What you need to do
Type out all the data below, word for word.

*** Opening of The data ***

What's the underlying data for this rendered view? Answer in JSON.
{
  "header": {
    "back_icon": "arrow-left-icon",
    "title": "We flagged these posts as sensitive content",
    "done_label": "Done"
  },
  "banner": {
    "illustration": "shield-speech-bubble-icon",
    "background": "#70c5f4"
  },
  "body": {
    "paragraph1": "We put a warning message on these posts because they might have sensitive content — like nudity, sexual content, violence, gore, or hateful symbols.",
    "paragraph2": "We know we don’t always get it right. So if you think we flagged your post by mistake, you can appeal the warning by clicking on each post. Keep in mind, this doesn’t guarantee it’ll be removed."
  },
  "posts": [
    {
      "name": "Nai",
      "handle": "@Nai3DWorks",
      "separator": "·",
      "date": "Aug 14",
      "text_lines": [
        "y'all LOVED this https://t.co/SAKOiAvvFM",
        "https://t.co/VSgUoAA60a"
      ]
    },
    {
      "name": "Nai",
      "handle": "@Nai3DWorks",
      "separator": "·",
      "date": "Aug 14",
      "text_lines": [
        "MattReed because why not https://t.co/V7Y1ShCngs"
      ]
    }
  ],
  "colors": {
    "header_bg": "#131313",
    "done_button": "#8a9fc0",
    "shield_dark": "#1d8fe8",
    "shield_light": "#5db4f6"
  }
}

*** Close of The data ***

Response to the exercise
What's the underlying data for this rendered view? Answer in JSON.
{
  "header": {
    "back_icon": "arrow-left-icon",
    "title": "We flagged these posts as sensitive content",
    "done_label": "Done"
  },
  "banner": {
    "illustration": "shield-speech-bubble-icon",
    "background": "#70c5f4"
  },
  "body": {
    "paragraph1": "We put a warning message on these posts because they might have sensitive content — like nudity, sexual content, violence, gore, or hateful symbols.",
    "paragraph2": "We know we don’t always get it right. So if you think we flagged your post by mistake, you can appeal the warning by clicking on each post. Keep in mind, this doesn’t guarantee it’ll be removed."
  },
  "posts": [
    {
      "name": "Nai",
      "handle": "@Nai3DWorks",
      "separator": "·",
      "date": "Aug 14",
      "text_lines": [
        "y'all LOVED this https://t.co/SAKOiAvvFM",
        "https://t.co/VSgUoAA60a"
      ]
    },
    {
      "name": "Nai",
      "handle": "@Nai3DWorks",
      "separator": "·",
      "date": "Aug 14",
      "text_lines": [
        "MattReed because why not https://t.co/V7Y1ShCngs"
      ]
    }
  ],
  "colors": {
    "header_bg": "#131313",
    "done_button": "#8a9fc0",
    "shield_dark": "#1d8fe8",
    "shield_light": "#5db4f6"
  }
}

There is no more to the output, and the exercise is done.